I find this fascinating:
One gets the uneasy sense that the blogosphere is a potpourri of opinion and little more. The opinions are occasionally informed, often tiresomely cranky and never in doubt. Skepticism, restraint, a willingness to suspect judgment and to put oneself in the background — these would not seem to be a blogger’s trademarks.
My question: Exactly how is this different from opinion journalism as currently practiced? We got cranky. We got occasionally informed. We got never in doubt. We got big personalities.
I would suggest, in a right properly and academically qualified way, that “blogs” making up the ”blogosphere” are part of a thing that is too big (and too important) to characterize in the sweeping and dismissive fashion of Michael Skube’s column (setting aside the journalistic arrogance for another time). There’s certainly a lot of nonsense in the blogosphere. Hell, there’s a lot of nonsense in today’s newspaper masquerading as opinion journalism. That there is nonsense in something as large as the blogosphere is, well duh, to be expected. I would suggest, however, that nonsense has no place in something as comparatively small–and professionally edited (?)–as a newspaper.

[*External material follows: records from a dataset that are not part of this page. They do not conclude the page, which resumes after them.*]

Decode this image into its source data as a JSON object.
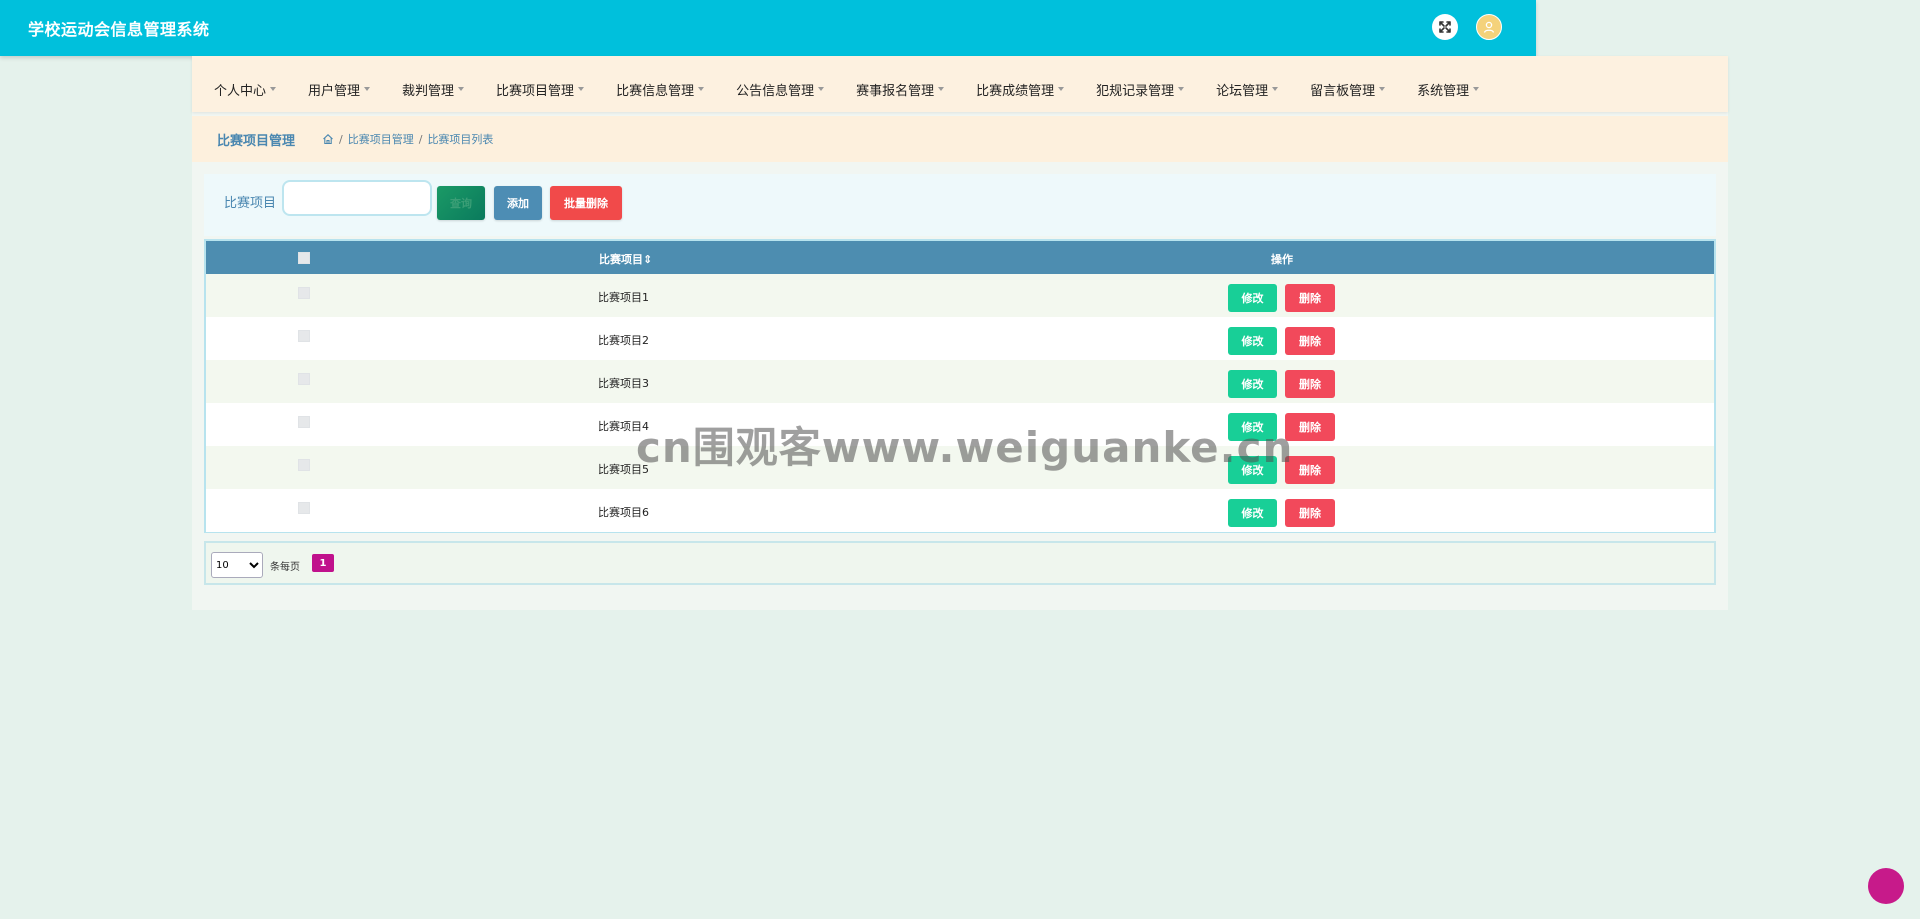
{
  "app": {
    "title": "学校运动会信息管理系统"
  },
  "header": {
    "fullscreen_icon": "fullscreen-toggle-icon",
    "avatar_icon": "user-avatar-icon"
  },
  "nav": {
    "items": [
      {
        "label": "个人中心"
      },
      {
        "label": "用户管理"
      },
      {
        "label": "裁判管理"
      },
      {
        "label": "比赛项目管理"
      },
      {
        "label": "比赛信息管理"
      },
      {
        "label": "公告信息管理"
      },
      {
        "label": "赛事报名管理"
      },
      {
        "label": "比赛成绩管理"
      },
      {
        "label": "犯规记录管理"
      },
      {
        "label": "论坛管理"
      },
      {
        "label": "留言板管理"
      },
      {
        "label": "系统管理"
      }
    ]
  },
  "breadcrumb": {
    "title": "比赛项目管理",
    "separator": "/",
    "path": [
      "比赛项目管理",
      "比赛项目列表"
    ]
  },
  "search": {
    "label": "比赛项目",
    "value": "",
    "placeholder": "",
    "query_label": "查询",
    "add_label": "添加",
    "batch_delete_label": "批量删除"
  },
  "table": {
    "headers": {
      "name": "比赛项目",
      "actions": "操作"
    },
    "rows": [
      {
        "name": "比赛项目1"
      },
      {
        "name": "比赛项目2"
      },
      {
        "name": "比赛项目3"
      },
      {
        "name": "比赛项目4"
      },
      {
        "name": "比赛项目5"
      },
      {
        "name": "比赛项目6"
      }
    ],
    "edit_label": "修改",
    "delete_label": "删除"
  },
  "pagination": {
    "page_size": "10",
    "page_size_options": [
      "10"
    ],
    "per_page_label": "条每页",
    "current_page": "1"
  },
  "watermark": "cn围观客www.weiguanke.cn"
}
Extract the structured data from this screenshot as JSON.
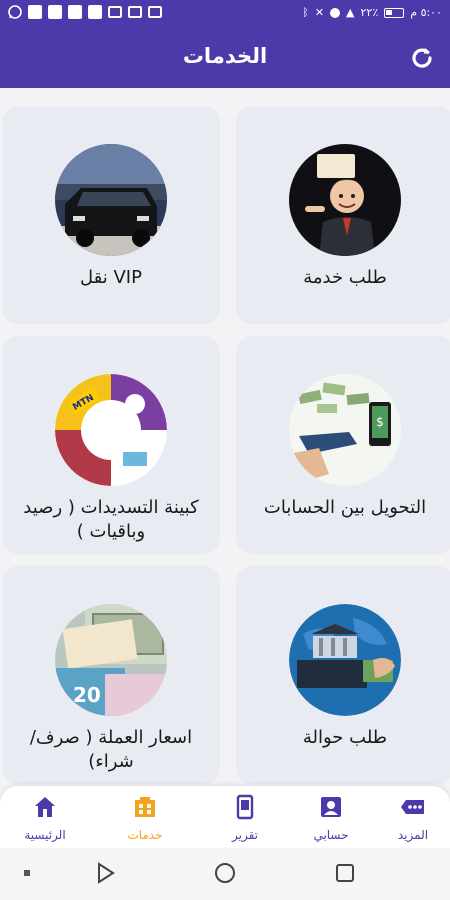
{
  "status_bar": {
    "time": "٥:٠٠ م",
    "battery": "٢٢٪"
  },
  "app_bar": {
    "title": "الخدمات",
    "refresh_icon": "refresh-icon"
  },
  "services": [
    {
      "label": "طلب خدمة",
      "icon": "service-request-avatar"
    },
    {
      "label": "VIP نقل",
      "icon": "vip-car-image"
    },
    {
      "label": "التحويل بين الحسابات",
      "icon": "money-transfer-image"
    },
    {
      "label": "كبينة التسديدات ( رصيد وباقيات )",
      "icon": "payments-cabin-image"
    },
    {
      "label": "طلب حوالة",
      "icon": "remittance-globe-image"
    },
    {
      "label": "اسعار العملة ( صرف/ شراء)",
      "icon": "currency-notes-image"
    }
  ],
  "bottom_nav": {
    "items": [
      {
        "label": "الرئيسية",
        "icon": "home-icon"
      },
      {
        "label": "خدمات",
        "icon": "services-icon"
      },
      {
        "label": "تقرير",
        "icon": "report-icon"
      },
      {
        "label": "حسابي",
        "icon": "account-icon"
      },
      {
        "label": "المزيد",
        "icon": "more-icon"
      }
    ],
    "active_index": 1
  },
  "colors": {
    "primary": "#4b3aa9",
    "active": "#f2a21b",
    "card": "#e9ebf3"
  }
}
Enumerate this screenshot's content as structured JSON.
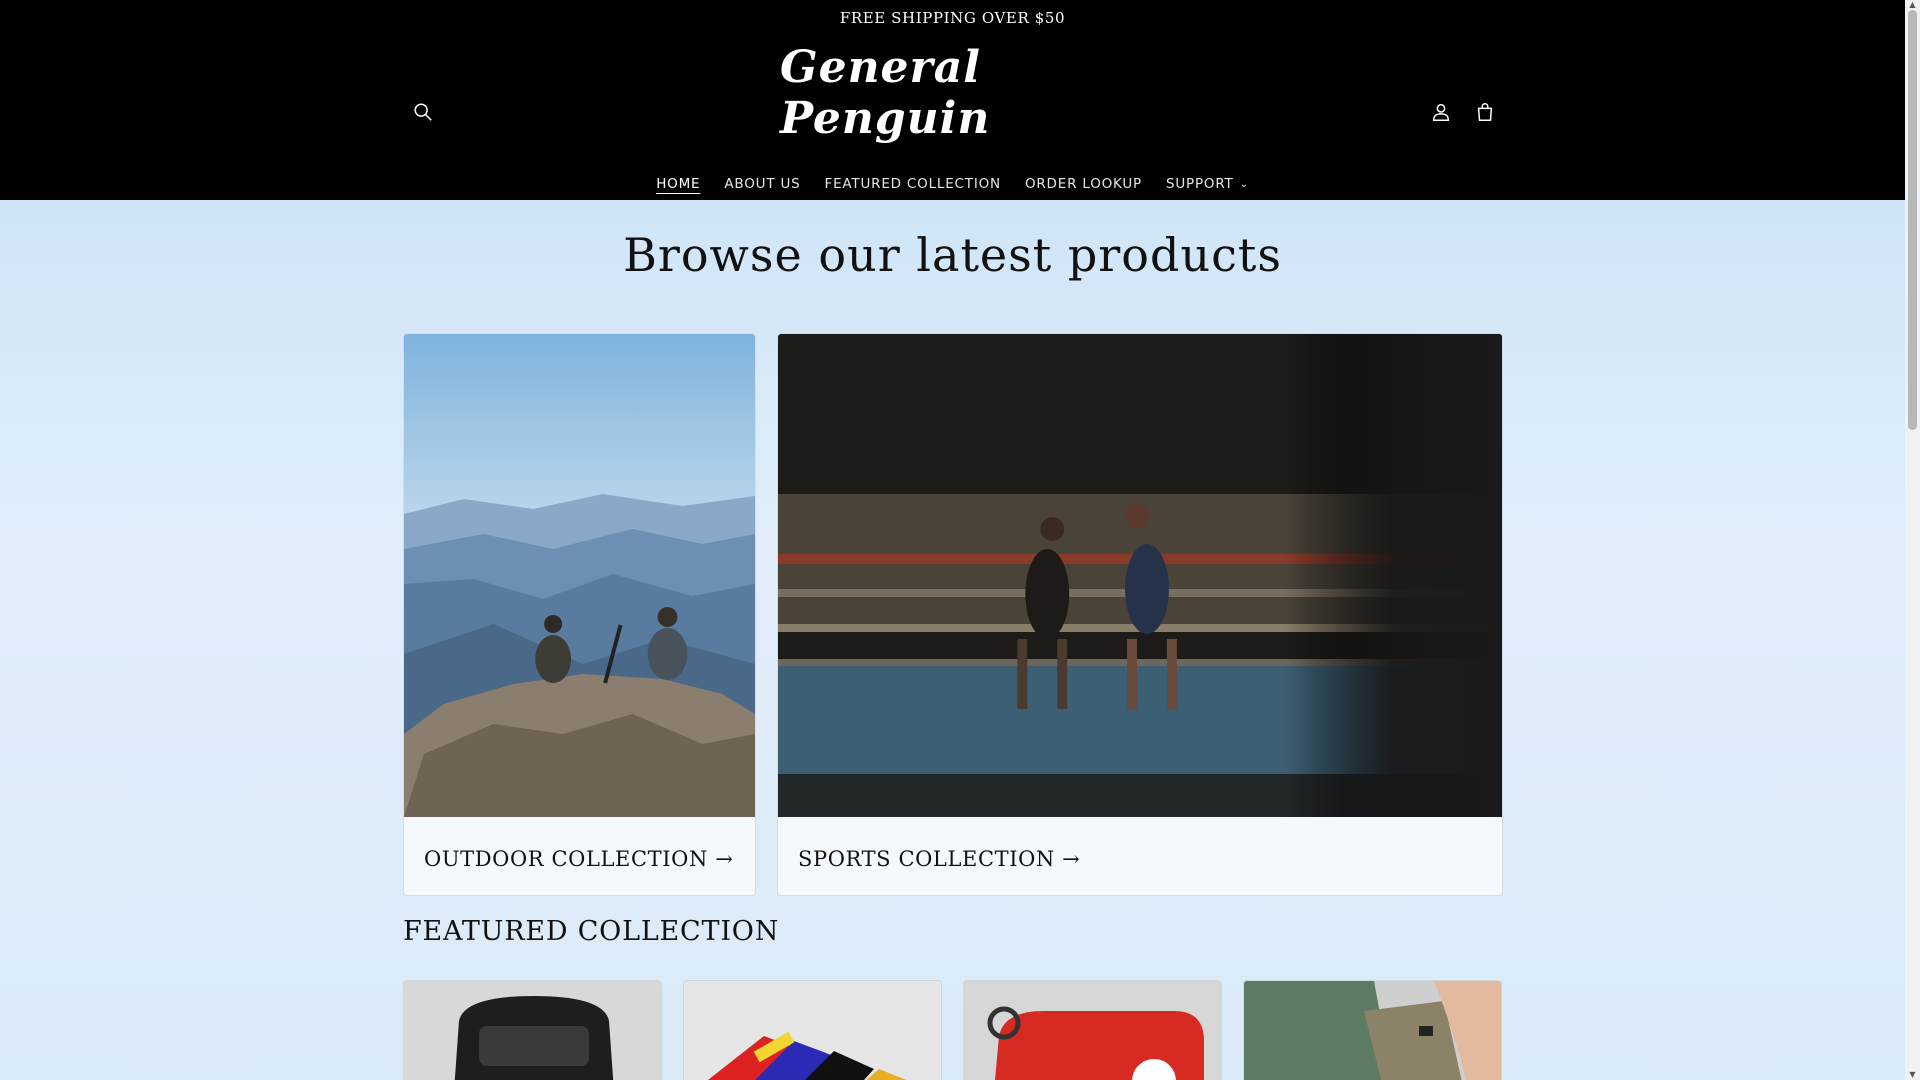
{
  "announcement": {
    "text": "FREE SHIPPING OVER $50"
  },
  "header": {
    "logo_text": "General Penguin",
    "icons": [
      "search-icon",
      "account-icon",
      "cart-icon"
    ]
  },
  "nav": {
    "items": [
      {
        "label": "HOME",
        "active": true
      },
      {
        "label": "ABOUT US",
        "active": false
      },
      {
        "label": "FEATURED COLLECTION",
        "active": false
      },
      {
        "label": "ORDER LOOKUP",
        "active": false
      },
      {
        "label": "SUPPORT",
        "active": false,
        "dropdown": true
      }
    ]
  },
  "main": {
    "title": "Browse our latest products",
    "collections": [
      {
        "label": "OUTDOOR COLLECTION →"
      },
      {
        "label": "SPORTS COLLECTION →"
      }
    ],
    "featured_title": "FEATURED COLLECTION"
  },
  "colors": {
    "header_bg": "#000000",
    "main_bg": "#d6e8f7",
    "text": "#111111"
  }
}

Jay Rosen delivers the big smack-down. My qualified academic reaction: Woooooooooooo!
(Editor’s Note: I also find it fascinating that an academic would ridicule anyone for stridency. Man, have you ever been in a room full of eggheads at a conference? Now, I have claimed on this blog that the proper academic attitude may be seen in the desire to be proven wrong, i.e. the search for knowledge and truth above one’s vision of how the world works. This doesn’t mean we can’t be certain. It means we have to be careful. You may note a hint of certainty in this post. That’s because I’m certain of the things I’ve claimed–very little really. If I’m wrong–show me. I’m totally cool with that.)